WORK REQUEST: Give the listing again exactly, skipping any pictures it holds.

————

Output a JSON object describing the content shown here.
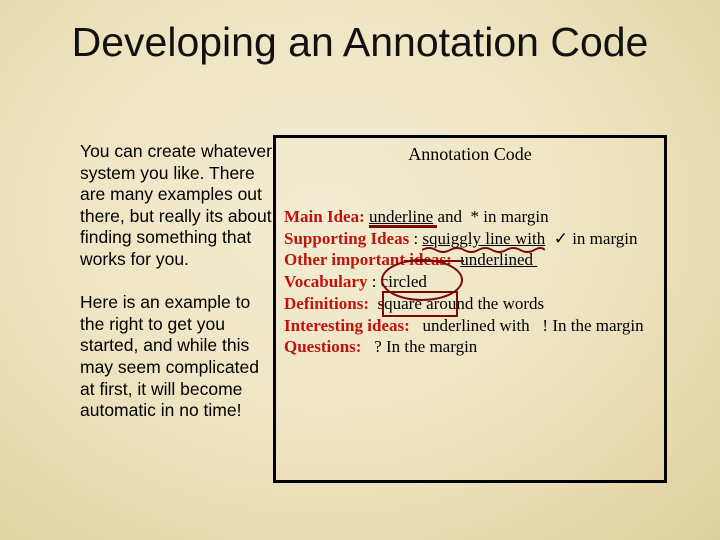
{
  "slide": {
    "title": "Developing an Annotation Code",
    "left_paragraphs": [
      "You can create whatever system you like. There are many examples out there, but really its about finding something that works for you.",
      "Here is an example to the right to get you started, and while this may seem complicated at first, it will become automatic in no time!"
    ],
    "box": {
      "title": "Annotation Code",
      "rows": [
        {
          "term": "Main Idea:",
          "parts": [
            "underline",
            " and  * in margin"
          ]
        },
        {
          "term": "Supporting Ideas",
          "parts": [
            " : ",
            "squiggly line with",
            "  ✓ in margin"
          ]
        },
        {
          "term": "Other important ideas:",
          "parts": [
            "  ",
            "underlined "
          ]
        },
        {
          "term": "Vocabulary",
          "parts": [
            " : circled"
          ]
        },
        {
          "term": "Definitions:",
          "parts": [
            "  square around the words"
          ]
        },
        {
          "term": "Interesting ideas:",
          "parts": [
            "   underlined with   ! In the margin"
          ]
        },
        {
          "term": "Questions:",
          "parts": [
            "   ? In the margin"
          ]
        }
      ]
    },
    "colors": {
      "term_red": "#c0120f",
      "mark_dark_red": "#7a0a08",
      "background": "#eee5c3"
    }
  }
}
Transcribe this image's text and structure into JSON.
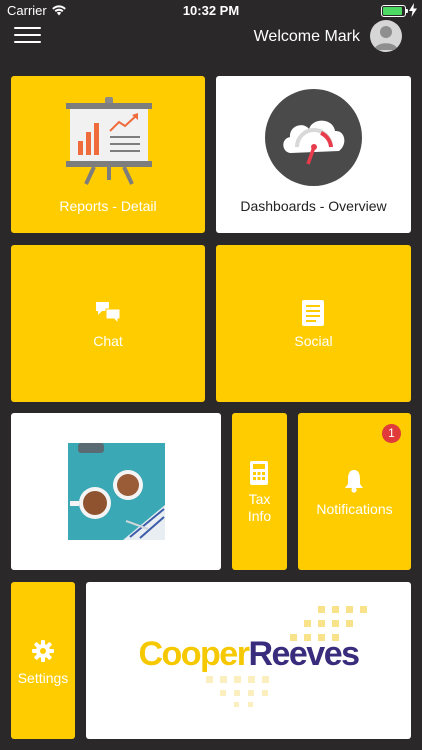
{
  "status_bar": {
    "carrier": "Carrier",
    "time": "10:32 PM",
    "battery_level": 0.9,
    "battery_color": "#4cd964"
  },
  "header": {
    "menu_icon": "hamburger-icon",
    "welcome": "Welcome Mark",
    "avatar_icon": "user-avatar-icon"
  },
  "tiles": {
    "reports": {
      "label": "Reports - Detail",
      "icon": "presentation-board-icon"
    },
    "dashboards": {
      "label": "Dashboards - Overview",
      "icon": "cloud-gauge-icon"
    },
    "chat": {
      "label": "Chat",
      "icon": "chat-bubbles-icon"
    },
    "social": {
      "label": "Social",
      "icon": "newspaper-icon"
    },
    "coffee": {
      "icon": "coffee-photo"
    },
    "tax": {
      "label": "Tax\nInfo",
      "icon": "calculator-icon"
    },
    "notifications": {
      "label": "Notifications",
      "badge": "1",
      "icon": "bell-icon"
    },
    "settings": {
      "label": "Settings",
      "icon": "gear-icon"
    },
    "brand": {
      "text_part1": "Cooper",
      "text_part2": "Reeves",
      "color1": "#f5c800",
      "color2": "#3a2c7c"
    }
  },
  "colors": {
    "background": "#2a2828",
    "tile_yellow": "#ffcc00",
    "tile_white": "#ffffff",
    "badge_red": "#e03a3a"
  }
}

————

ANSWER FOR THE TASK:
Output a JSON object describing the content shown here.
{
  "slide": {
    "title": "Developing an Annotation Code",
    "left_paragraphs": [
      "You can create whatever system you like. There are many examples out there, but really its about finding something that works for you.",
      "Here is an example to the right to get you started, and while this may seem complicated at first, it will become automatic in no time!"
    ],
    "box": {
      "title": "Annotation Code",
      "rows": [
        {
          "term": "Main Idea:",
          "parts": [
            "underline",
            " and  * in margin"
          ]
        },
        {
          "term": "Supporting Ideas",
          "parts": [
            " : ",
            "squiggly line with",
            "  ✓ in margin"
          ]
        },
        {
          "term": "Other important ideas:",
          "parts": [
            "  ",
            "underlined "
          ]
        },
        {
          "term": "Vocabulary",
          "parts": [
            " : circled"
          ]
        },
        {
          "term": "Definitions:",
          "parts": [
            "  square around the words"
          ]
        },
        {
          "term": "Interesting ideas:",
          "parts": [
            "   underlined with   ! In the margin"
          ]
        },
        {
          "term": "Questions:",
          "parts": [
            "   ? In the margin"
          ]
        }
      ]
    },
    "colors": {
      "term_red": "#c0120f",
      "mark_dark_red": "#7a0a08",
      "background": "#eee5c3"
    }
  }
}
Transcribe this image's text and structure into JSON.
{
  "status_bar": {
    "carrier": "Carrier",
    "time": "10:32 PM",
    "battery_level": 0.9,
    "battery_color": "#4cd964"
  },
  "header": {
    "menu_icon": "hamburger-icon",
    "welcome": "Welcome Mark",
    "avatar_icon": "user-avatar-icon"
  },
  "tiles": {
    "reports": {
      "label": "Reports - Detail",
      "icon": "presentation-board-icon"
    },
    "dashboards": {
      "label": "Dashboards - Overview",
      "icon": "cloud-gauge-icon"
    },
    "chat": {
      "label": "Chat",
      "icon": "chat-bubbles-icon"
    },
    "social": {
      "label": "Social",
      "icon": "newspaper-icon"
    },
    "coffee": {
      "icon": "coffee-photo"
    },
    "tax": {
      "label": "Tax\nInfo",
      "icon": "calculator-icon"
    },
    "notifications": {
      "label": "Notifications",
      "badge": "1",
      "icon": "bell-icon"
    },
    "settings": {
      "label": "Settings",
      "icon": "gear-icon"
    },
    "brand": {
      "text_part1": "Cooper",
      "text_part2": "Reeves",
      "color1": "#f5c800",
      "color2": "#3a2c7c"
    }
  },
  "colors": {
    "background": "#2a2828",
    "tile_yellow": "#ffcc00",
    "tile_white": "#ffffff",
    "badge_red": "#e03a3a"
  }
}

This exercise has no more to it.